BEGIN Data to examine

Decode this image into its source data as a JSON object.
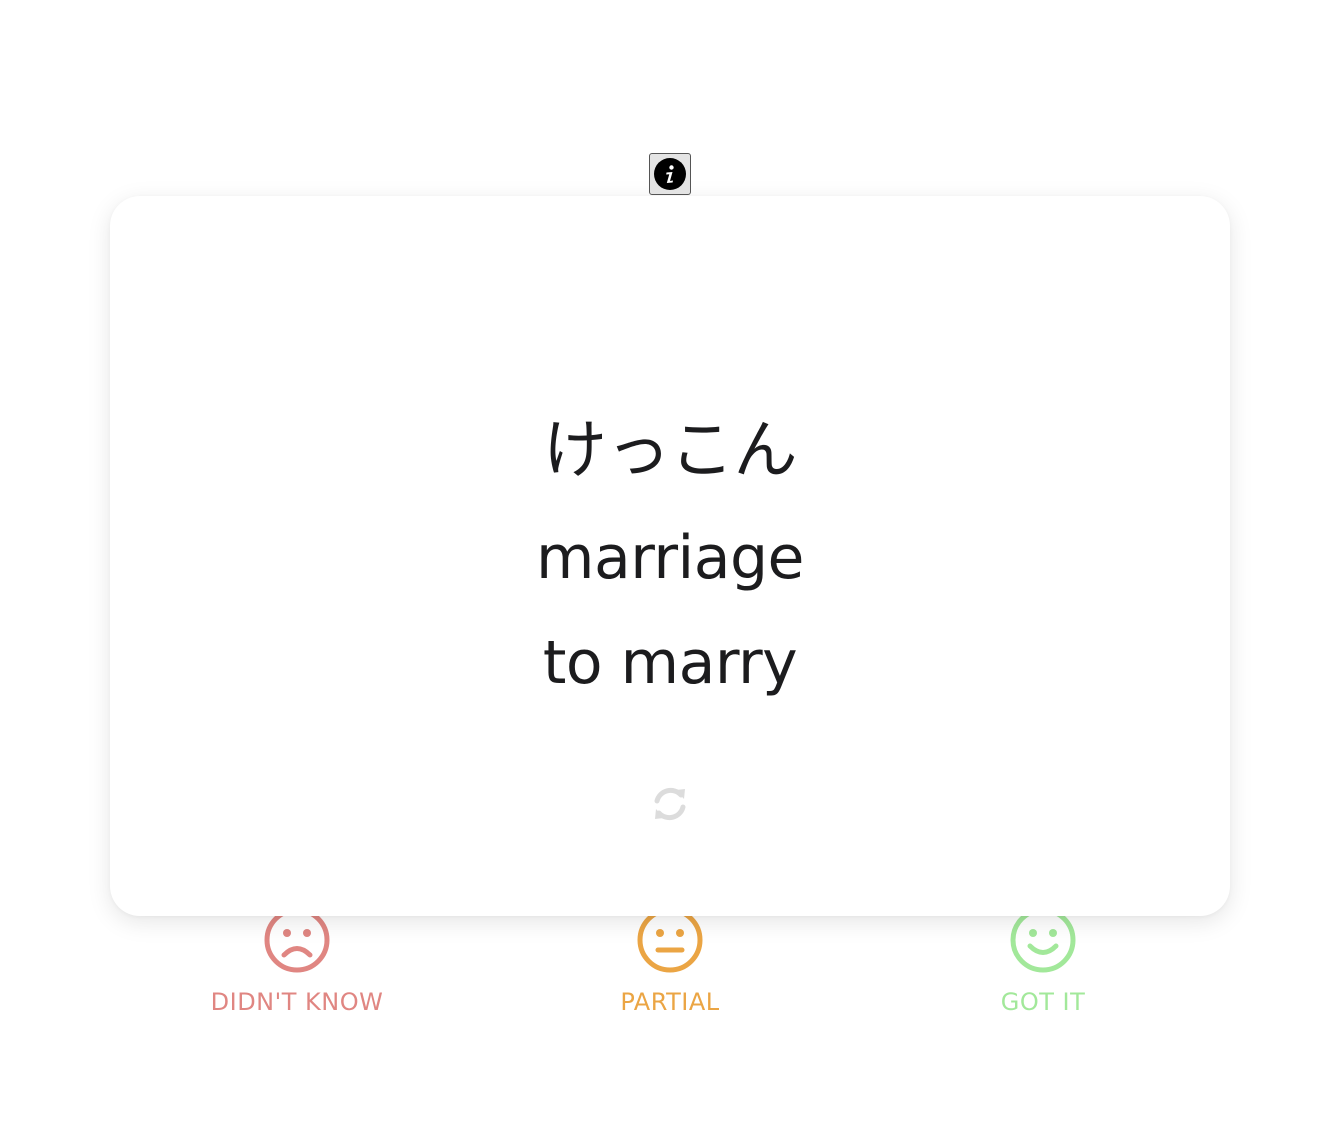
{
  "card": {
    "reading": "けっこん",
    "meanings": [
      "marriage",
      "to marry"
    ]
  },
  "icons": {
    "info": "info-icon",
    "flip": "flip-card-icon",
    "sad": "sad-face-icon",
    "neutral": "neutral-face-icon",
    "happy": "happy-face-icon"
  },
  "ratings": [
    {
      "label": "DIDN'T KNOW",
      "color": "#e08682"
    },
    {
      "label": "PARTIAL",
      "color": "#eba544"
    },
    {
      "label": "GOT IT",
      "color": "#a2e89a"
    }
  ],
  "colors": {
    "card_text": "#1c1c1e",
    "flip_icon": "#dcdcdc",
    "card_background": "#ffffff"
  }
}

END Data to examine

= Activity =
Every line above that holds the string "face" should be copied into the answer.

= Your solution =
    "sad": "sad-face-icon",
    "neutral": "neutral-face-icon",
    "happy": "happy-face-icon"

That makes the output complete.